BEGIN
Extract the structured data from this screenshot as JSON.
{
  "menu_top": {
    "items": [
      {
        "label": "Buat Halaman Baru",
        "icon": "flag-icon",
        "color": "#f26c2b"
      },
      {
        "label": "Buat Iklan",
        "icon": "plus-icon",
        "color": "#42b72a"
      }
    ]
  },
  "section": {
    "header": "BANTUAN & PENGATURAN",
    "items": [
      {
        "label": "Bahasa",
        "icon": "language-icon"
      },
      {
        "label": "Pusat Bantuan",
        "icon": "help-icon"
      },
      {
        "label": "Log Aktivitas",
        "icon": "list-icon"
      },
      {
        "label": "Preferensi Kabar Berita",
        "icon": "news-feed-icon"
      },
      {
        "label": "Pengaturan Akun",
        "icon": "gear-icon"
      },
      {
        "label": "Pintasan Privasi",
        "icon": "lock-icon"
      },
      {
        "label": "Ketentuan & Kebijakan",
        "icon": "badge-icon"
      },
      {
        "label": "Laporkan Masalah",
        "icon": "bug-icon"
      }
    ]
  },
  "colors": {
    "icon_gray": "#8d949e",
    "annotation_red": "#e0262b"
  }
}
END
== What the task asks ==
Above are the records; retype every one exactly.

== Answer to this exercise ==
Extract the structured data from this screenshot as JSON.
{
  "menu_top": {
    "items": [
      {
        "label": "Buat Halaman Baru",
        "icon": "flag-icon",
        "color": "#f26c2b"
      },
      {
        "label": "Buat Iklan",
        "icon": "plus-icon",
        "color": "#42b72a"
      }
    ]
  },
  "section": {
    "header": "BANTUAN & PENGATURAN",
    "items": [
      {
        "label": "Bahasa",
        "icon": "language-icon"
      },
      {
        "label": "Pusat Bantuan",
        "icon": "help-icon"
      },
      {
        "label": "Log Aktivitas",
        "icon": "list-icon"
      },
      {
        "label": "Preferensi Kabar Berita",
        "icon": "news-feed-icon"
      },
      {
        "label": "Pengaturan Akun",
        "icon": "gear-icon"
      },
      {
        "label": "Pintasan Privasi",
        "icon": "lock-icon"
      },
      {
        "label": "Ketentuan & Kebijakan",
        "icon": "badge-icon"
      },
      {
        "label": "Laporkan Masalah",
        "icon": "bug-icon"
      }
    ]
  },
  "colors": {
    "icon_gray": "#8d949e",
    "annotation_red": "#e0262b"
  }
}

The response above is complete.